• _Task requirements_
Please print the full listing exactly.
***** Data in this exercise *****
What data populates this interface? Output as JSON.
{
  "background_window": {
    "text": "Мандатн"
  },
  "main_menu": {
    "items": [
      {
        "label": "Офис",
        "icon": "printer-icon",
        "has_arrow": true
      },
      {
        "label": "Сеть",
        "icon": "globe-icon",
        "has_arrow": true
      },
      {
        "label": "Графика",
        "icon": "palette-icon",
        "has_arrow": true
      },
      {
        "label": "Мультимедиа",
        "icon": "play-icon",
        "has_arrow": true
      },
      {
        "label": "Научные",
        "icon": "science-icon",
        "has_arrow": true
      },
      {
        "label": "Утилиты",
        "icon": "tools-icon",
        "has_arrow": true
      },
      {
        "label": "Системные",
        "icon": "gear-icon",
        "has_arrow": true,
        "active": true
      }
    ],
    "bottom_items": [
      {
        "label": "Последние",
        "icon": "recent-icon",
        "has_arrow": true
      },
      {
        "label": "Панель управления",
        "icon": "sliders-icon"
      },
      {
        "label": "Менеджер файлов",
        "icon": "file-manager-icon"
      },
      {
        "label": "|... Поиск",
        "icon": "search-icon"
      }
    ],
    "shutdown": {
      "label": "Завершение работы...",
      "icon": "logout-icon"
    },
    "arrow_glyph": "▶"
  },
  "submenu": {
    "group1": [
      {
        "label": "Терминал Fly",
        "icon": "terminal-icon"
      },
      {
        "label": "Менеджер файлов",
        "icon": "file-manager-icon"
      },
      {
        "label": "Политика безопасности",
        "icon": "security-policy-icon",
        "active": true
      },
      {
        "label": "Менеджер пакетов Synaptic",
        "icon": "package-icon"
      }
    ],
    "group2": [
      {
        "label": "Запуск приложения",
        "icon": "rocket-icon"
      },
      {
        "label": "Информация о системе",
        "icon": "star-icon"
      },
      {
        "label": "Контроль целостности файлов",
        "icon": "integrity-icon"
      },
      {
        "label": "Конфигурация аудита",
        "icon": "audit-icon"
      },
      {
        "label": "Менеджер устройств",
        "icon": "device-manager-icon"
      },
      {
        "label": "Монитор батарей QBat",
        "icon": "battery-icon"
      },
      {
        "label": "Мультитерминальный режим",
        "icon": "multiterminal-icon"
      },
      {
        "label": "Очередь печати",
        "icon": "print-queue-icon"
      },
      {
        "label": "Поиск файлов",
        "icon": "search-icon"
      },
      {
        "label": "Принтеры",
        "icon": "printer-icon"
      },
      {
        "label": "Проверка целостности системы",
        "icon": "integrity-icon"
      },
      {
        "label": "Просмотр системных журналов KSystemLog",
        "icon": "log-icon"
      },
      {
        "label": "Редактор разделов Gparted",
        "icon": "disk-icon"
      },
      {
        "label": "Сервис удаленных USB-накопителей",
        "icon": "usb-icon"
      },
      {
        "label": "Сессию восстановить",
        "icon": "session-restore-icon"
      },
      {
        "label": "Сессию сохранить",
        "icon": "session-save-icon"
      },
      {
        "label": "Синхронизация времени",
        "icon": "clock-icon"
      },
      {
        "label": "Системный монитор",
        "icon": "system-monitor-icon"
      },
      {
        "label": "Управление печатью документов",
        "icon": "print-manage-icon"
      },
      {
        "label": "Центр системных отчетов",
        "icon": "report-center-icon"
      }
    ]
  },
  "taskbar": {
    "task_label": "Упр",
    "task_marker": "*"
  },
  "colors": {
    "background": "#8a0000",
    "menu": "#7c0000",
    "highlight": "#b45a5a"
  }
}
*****
• _Problem solution_
What data populates this interface? Output as JSON.
{
  "background_window": {
    "text": "Мандатн"
  },
  "main_menu": {
    "items": [
      {
        "label": "Офис",
        "icon": "printer-icon",
        "has_arrow": true
      },
      {
        "label": "Сеть",
        "icon": "globe-icon",
        "has_arrow": true
      },
      {
        "label": "Графика",
        "icon": "palette-icon",
        "has_arrow": true
      },
      {
        "label": "Мультимедиа",
        "icon": "play-icon",
        "has_arrow": true
      },
      {
        "label": "Научные",
        "icon": "science-icon",
        "has_arrow": true
      },
      {
        "label": "Утилиты",
        "icon": "tools-icon",
        "has_arrow": true
      },
      {
        "label": "Системные",
        "icon": "gear-icon",
        "has_arrow": true,
        "active": true
      }
    ],
    "bottom_items": [
      {
        "label": "Последние",
        "icon": "recent-icon",
        "has_arrow": true
      },
      {
        "label": "Панель управления",
        "icon": "sliders-icon"
      },
      {
        "label": "Менеджер файлов",
        "icon": "file-manager-icon"
      },
      {
        "label": "|... Поиск",
        "icon": "search-icon"
      }
    ],
    "shutdown": {
      "label": "Завершение работы...",
      "icon": "logout-icon"
    },
    "arrow_glyph": "▶"
  },
  "submenu": {
    "group1": [
      {
        "label": "Терминал Fly",
        "icon": "terminal-icon"
      },
      {
        "label": "Менеджер файлов",
        "icon": "file-manager-icon"
      },
      {
        "label": "Политика безопасности",
        "icon": "security-policy-icon",
        "active": true
      },
      {
        "label": "Менеджер пакетов Synaptic",
        "icon": "package-icon"
      }
    ],
    "group2": [
      {
        "label": "Запуск приложения",
        "icon": "rocket-icon"
      },
      {
        "label": "Информация о системе",
        "icon": "star-icon"
      },
      {
        "label": "Контроль целостности файлов",
        "icon": "integrity-icon"
      },
      {
        "label": "Конфигурация аудита",
        "icon": "audit-icon"
      },
      {
        "label": "Менеджер устройств",
        "icon": "device-manager-icon"
      },
      {
        "label": "Монитор батарей QBat",
        "icon": "battery-icon"
      },
      {
        "label": "Мультитерминальный режим",
        "icon": "multiterminal-icon"
      },
      {
        "label": "Очередь печати",
        "icon": "print-queue-icon"
      },
      {
        "label": "Поиск файлов",
        "icon": "search-icon"
      },
      {
        "label": "Принтеры",
        "icon": "printer-icon"
      },
      {
        "label": "Проверка целостности системы",
        "icon": "integrity-icon"
      },
      {
        "label": "Просмотр системных журналов KSystemLog",
        "icon": "log-icon"
      },
      {
        "label": "Редактор разделов Gparted",
        "icon": "disk-icon"
      },
      {
        "label": "Сервис удаленных USB-накопителей",
        "icon": "usb-icon"
      },
      {
        "label": "Сессию восстановить",
        "icon": "session-restore-icon"
      },
      {
        "label": "Сессию сохранить",
        "icon": "session-save-icon"
      },
      {
        "label": "Синхронизация времени",
        "icon": "clock-icon"
      },
      {
        "label": "Системный монитор",
        "icon": "system-monitor-icon"
      },
      {
        "label": "Управление печатью документов",
        "icon": "print-manage-icon"
      },
      {
        "label": "Центр системных отчетов",
        "icon": "report-center-icon"
      }
    ]
  },
  "taskbar": {
    "task_label": "Упр",
    "task_marker": "*"
  },
  "colors": {
    "background": "#8a0000",
    "menu": "#7c0000",
    "highlight": "#b45a5a"
  }
}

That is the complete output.